Want to Improve Soulard Market? Improve Its Surroundings

Soulard neighborhood - STLA decade ago Soulard Market was described as "falling into disrepair", "dirty, drab, dark". Sales were reportedly slipping and people complained that the open-air market was cold in the winter and hot in the summer. In stepped the Danforth Foundation, forming Soulard Restoration, Inc. to develop a rejuvenation plan for the market. A board was formed and a plan hatched. Problem was, the vendors themselves roundly rejected proposed changes and the plan wilted faster than the greens on the floor of stall 38 in early August.

But like all ideas, good and bad, the "rejuvenation" of Soulard Market is back. This time, a survey on the market's website asked for community input regarding the type and variety of good people seek at the market, as well as other issues such as parking, restaurants and entertainment.
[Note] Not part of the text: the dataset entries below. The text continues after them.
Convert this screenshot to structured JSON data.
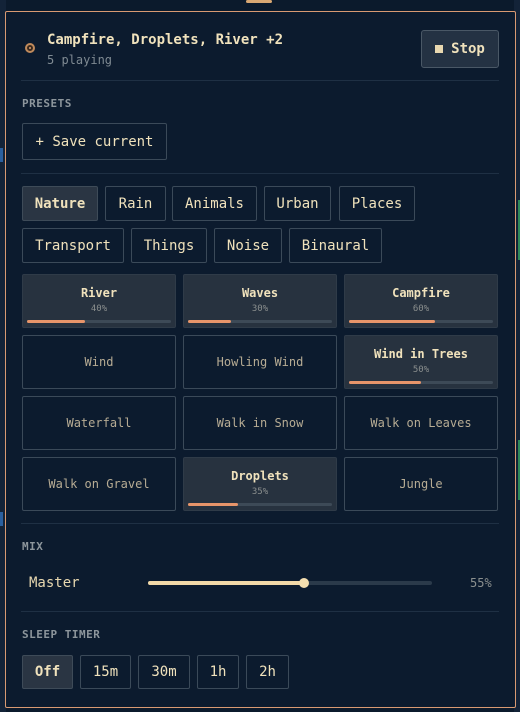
{
  "now_playing": {
    "title": "Campfire, Droplets, River +2",
    "subtitle": "5 playing",
    "stop_label": "Stop"
  },
  "presets": {
    "label": "PRESETS",
    "save_label": "+ Save current"
  },
  "categories": [
    {
      "label": "Nature",
      "active": true
    },
    {
      "label": "Rain",
      "active": false
    },
    {
      "label": "Animals",
      "active": false
    },
    {
      "label": "Urban",
      "active": false
    },
    {
      "label": "Places",
      "active": false
    },
    {
      "label": "Transport",
      "active": false
    },
    {
      "label": "Things",
      "active": false
    },
    {
      "label": "Noise",
      "active": false
    },
    {
      "label": "Binaural",
      "active": false
    }
  ],
  "sounds": [
    {
      "name": "River",
      "active": true,
      "volume": 40,
      "volume_label": "40%"
    },
    {
      "name": "Waves",
      "active": true,
      "volume": 30,
      "volume_label": "30%"
    },
    {
      "name": "Campfire",
      "active": true,
      "volume": 60,
      "volume_label": "60%"
    },
    {
      "name": "Wind",
      "active": false
    },
    {
      "name": "Howling Wind",
      "active": false
    },
    {
      "name": "Wind in Trees",
      "active": true,
      "volume": 50,
      "volume_label": "50%"
    },
    {
      "name": "Waterfall",
      "active": false
    },
    {
      "name": "Walk in Snow",
      "active": false
    },
    {
      "name": "Walk on Leaves",
      "active": false
    },
    {
      "name": "Walk on Gravel",
      "active": false
    },
    {
      "name": "Droplets",
      "active": true,
      "volume": 35,
      "volume_label": "35%"
    },
    {
      "name": "Jungle",
      "active": false
    }
  ],
  "mix": {
    "label": "MIX",
    "master_label": "Master",
    "master_value": 55,
    "master_value_label": "55%"
  },
  "sleep_timer": {
    "label": "SLEEP TIMER",
    "options": [
      {
        "label": "Off",
        "active": true
      },
      {
        "label": "15m",
        "active": false
      },
      {
        "label": "30m",
        "active": false
      },
      {
        "label": "1h",
        "active": false
      },
      {
        "label": "2h",
        "active": false
      }
    ]
  },
  "colors": {
    "accent": "#e8956a",
    "border_highlight": "#d99a72",
    "background": "#0c1b2e"
  }
}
The market, overflowing with shoppers every Saturday, is less busy the remainder of the week and is currently closed Sunday-Tuesday. It's easy to wish for more deli, pastry and produced food selections such as can be found at Cleveland's West Side Market, or for a more intimate neighborhood experience such as Findlay Market in Cincinnati – and both may be worthy goals.

West Side Market - Cleveland
{Cleveland's West Side Market is a paradise of meat and pastries}

If history is an indicator, change to the existing market will be difficult. While tempting to demand more local produce, dozens of farmer's markets have popped up across the St. Louis region in the past decade. Are shoppers going to travel to Webster Grove's to Soulard for the market, passing several others along the way? And to be sure, the bananas aren't from Potosi, but what's wrong with cheap bananas? Perhaps the variety of items available at Soulard, meats, spices, pets, Cardinal's hats, gallon cans of peanut butter, key chains, rug remnants (yeah, I've purchased a few there) make it more utilitarian. A few of the items on offer may be more suitable for a flea market, but it's not junk.

Soulard neighborhood - STL
{a view inside Soulard Market}

None of that makes Soulard less enjoyable to visit, or likely less successful as a market. The market's shortcoming is what surrounds it. There's the deadening gash of Interstate I-55 which precludes neighborhood activity or development of any kind to the west. The Soulard Market Lofts to the north provide customers, but also form a superblock that limits options. Two parks on the south side are underutilized and 7th Street gives the market a dead zone to the east as development along this important corridor has been abandoned. Instead of forming the main street of the neighborhood, the street is a cliff, vibrant market and neighborhood on one side and parking lots, warehousing and light industrial on the other.

Want to improve Soulard Market? Improve its surroundings. Add capacity for year-round indoor prepared food to the market by building on the east side of 7th Street, mimicking the market form to create a unified experience. Explore more active uses of park space and integrate the market with the neighborhood. In short, the area surrounding the market needs a development plan. The worst experience is leaving the market building and immediately realizing you're on an island, surrounded by a crushing pedestrian experience.

Soulard Market_changes
{yellow = development opportunity, orange = neighborhood corridors, blue = underutilized park}

findlay market_cincinnati
{Findlay Market – Cincinnati, photo courtesy of user ajknee on skyscrapercity.com}

{the small plazas and alleys may be Findlay Market's most appealing features}

In Cincinnati the physical experience is quite different. The historic buildings surrounding the market were not demolished and what's left are dense side streets and a alleyways that open on plazas, outdoor dining and the market itself. Place two-story retail along 7th Street in St. Louis and suddenly, the market is the anchor component of a more varied experience. Single-story strip mall development should never again be allowed here. So let's reexamine market hours, install some appealing lighting, splash some paint here and there, but don't forget that whatever is done, the future of the market will be largely dictated by what's done with adjacent development opportunities.

soulard starbucks_bread co
{the recent Starbuck's and St. Louis Bread Co. addition to Soulard (upper left) did nothing to enhance the pedestrian experience at the edge of one of the city's most walkable neighborhoods}

findlay market_cincinnati_2
{and aerial view of Cincinnati, Ohio's Findlay Market}

West Side Market - Cleveland
{an aerial view of Cleveland's West Side Market}

Soulard Market
{and aerial view of St. Louis, Missouri's Soulard Market}